Delayed contrast MR may predict rheumatoid arthritis

December 14, 2010
Diagnostic Imaging, Diagnostic Imaging Vol 32 No 11, Volume 32, Issue 11

Delayed gadolinium enhancement during MR imaging of cartilage of the metacarpophalangeal joints in patients with rheumatoid arthritis is feasible at 3T and may help predict rheumatoid arthritis.

Delayed gadolinium enhancement during MR imaging of cartilage of the metacarpophalangeal joints in patients with rheumatoid arthritis is feasible at 3T and may help predict rheumatoid arthritis.

The procedure involves T1 mapping following intravenous contrast. Concentration of the contrast in cartilage is an indirect measure of glycosaminoglycan (GAG), a component of hyaline cartilage.

The absence of GAG during delayed-contrast MR may help assess cartilage degeneration in the morphologically normal-appearing second and third metacarpophalangeal joints in patients.

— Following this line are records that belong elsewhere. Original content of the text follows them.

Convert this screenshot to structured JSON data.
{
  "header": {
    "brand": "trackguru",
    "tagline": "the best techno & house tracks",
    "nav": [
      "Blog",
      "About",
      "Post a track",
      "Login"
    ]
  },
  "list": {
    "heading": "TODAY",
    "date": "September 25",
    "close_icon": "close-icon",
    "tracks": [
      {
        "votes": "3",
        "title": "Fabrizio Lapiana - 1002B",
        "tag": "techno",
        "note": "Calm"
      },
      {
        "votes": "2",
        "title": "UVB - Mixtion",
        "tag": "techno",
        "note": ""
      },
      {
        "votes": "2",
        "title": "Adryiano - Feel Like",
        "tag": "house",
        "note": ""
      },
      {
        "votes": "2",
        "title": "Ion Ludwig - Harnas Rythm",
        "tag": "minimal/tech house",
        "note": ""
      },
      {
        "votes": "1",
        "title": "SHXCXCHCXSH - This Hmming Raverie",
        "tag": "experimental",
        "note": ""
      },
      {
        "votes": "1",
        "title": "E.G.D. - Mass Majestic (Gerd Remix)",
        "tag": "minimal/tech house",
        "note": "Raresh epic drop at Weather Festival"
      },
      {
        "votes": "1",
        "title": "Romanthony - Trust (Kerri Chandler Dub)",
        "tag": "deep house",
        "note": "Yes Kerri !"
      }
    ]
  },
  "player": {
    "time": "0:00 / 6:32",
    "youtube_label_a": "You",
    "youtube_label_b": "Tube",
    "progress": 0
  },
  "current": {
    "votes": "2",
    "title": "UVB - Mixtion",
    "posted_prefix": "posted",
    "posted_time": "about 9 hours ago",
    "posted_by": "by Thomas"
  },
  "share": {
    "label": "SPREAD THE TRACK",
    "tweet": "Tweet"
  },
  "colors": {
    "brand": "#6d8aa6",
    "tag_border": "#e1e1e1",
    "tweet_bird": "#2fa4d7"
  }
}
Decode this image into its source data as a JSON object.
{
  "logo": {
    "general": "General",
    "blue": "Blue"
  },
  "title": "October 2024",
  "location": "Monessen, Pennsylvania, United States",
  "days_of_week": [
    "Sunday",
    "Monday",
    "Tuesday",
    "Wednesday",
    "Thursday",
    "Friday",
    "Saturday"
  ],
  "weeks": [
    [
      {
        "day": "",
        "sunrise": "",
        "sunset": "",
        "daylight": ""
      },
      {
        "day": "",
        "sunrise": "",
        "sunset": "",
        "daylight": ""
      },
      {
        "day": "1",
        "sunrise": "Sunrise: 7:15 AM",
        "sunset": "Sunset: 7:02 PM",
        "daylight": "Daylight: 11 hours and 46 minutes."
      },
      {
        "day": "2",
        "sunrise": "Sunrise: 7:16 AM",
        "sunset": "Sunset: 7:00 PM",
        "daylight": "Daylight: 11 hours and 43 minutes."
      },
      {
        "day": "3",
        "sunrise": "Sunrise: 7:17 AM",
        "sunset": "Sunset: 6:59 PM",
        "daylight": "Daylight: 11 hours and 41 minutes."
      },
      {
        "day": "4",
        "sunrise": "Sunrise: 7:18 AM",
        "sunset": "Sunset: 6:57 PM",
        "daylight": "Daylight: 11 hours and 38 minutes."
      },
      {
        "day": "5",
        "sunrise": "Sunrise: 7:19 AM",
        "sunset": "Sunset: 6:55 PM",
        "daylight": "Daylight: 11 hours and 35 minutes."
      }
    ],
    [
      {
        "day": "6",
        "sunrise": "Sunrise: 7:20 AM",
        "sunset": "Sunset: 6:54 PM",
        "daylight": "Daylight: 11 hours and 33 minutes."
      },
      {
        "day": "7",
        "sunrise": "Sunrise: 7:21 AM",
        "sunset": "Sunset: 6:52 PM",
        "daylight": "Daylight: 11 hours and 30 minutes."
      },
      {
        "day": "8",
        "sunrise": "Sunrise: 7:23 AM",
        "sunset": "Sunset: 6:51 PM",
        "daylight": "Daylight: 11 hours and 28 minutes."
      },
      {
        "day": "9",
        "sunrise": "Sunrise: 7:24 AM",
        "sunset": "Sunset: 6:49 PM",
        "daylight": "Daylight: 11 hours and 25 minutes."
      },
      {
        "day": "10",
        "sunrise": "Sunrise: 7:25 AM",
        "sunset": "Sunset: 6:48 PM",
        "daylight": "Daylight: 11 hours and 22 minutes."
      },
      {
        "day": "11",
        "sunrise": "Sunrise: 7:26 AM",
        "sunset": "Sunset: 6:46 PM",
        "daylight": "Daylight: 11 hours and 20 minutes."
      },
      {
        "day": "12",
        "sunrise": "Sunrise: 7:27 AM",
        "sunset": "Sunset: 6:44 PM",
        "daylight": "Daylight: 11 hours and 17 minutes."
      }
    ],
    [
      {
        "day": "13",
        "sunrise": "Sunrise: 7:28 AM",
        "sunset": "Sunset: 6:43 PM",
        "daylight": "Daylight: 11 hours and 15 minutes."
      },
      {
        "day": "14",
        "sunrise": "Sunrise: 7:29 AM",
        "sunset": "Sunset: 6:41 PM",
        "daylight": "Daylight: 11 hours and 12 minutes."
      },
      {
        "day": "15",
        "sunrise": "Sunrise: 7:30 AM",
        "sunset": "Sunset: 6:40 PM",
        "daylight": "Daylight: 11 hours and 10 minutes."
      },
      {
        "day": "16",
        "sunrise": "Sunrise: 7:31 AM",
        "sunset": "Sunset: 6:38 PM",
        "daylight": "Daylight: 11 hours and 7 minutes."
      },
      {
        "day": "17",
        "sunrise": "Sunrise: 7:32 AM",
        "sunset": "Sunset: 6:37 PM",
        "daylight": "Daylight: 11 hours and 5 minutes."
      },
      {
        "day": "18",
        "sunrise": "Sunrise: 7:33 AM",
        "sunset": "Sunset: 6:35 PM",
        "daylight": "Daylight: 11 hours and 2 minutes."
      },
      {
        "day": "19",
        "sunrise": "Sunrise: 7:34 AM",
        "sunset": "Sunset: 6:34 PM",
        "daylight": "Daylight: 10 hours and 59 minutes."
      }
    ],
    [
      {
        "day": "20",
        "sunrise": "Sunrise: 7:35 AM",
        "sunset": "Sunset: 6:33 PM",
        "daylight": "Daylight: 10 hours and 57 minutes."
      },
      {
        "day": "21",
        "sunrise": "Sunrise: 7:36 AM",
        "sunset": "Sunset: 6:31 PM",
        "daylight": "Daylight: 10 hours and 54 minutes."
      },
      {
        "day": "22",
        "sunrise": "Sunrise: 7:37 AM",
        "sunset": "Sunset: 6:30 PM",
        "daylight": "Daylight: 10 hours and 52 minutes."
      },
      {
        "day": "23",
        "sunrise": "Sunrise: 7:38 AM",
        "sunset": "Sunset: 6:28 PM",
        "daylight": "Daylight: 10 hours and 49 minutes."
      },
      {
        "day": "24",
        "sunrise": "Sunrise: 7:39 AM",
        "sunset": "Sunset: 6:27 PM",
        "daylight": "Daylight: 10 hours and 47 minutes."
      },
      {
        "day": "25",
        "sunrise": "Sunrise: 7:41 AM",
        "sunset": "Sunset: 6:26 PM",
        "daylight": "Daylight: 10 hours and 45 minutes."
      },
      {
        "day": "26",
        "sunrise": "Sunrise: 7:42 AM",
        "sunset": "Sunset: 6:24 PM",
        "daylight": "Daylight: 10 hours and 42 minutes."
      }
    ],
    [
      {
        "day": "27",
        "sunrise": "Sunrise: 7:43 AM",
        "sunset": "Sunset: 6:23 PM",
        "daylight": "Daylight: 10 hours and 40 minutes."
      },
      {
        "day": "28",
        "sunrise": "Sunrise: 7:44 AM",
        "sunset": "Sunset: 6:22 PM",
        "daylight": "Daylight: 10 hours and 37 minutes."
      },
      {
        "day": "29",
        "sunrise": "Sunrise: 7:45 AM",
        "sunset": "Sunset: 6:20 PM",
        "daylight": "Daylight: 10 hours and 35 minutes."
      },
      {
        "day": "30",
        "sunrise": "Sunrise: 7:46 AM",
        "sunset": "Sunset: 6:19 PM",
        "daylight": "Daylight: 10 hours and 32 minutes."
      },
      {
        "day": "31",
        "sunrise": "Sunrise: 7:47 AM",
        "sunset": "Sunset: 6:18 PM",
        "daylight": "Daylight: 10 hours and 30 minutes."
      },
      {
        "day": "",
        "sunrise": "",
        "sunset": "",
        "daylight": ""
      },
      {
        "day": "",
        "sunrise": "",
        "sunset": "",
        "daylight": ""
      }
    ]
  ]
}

Phalangeal and metacarpal delayed-enhancement values in patients with rheumatoid arthritis were significantly lower than in control subjects, although joint thickness was comparable in both groups, according to the researchers. Cartilage damage is a common occurrence in rheumatoid arthritis patients, so imaging may help for diagnosis and treatment purposes (Radiol 2010;257:441-447).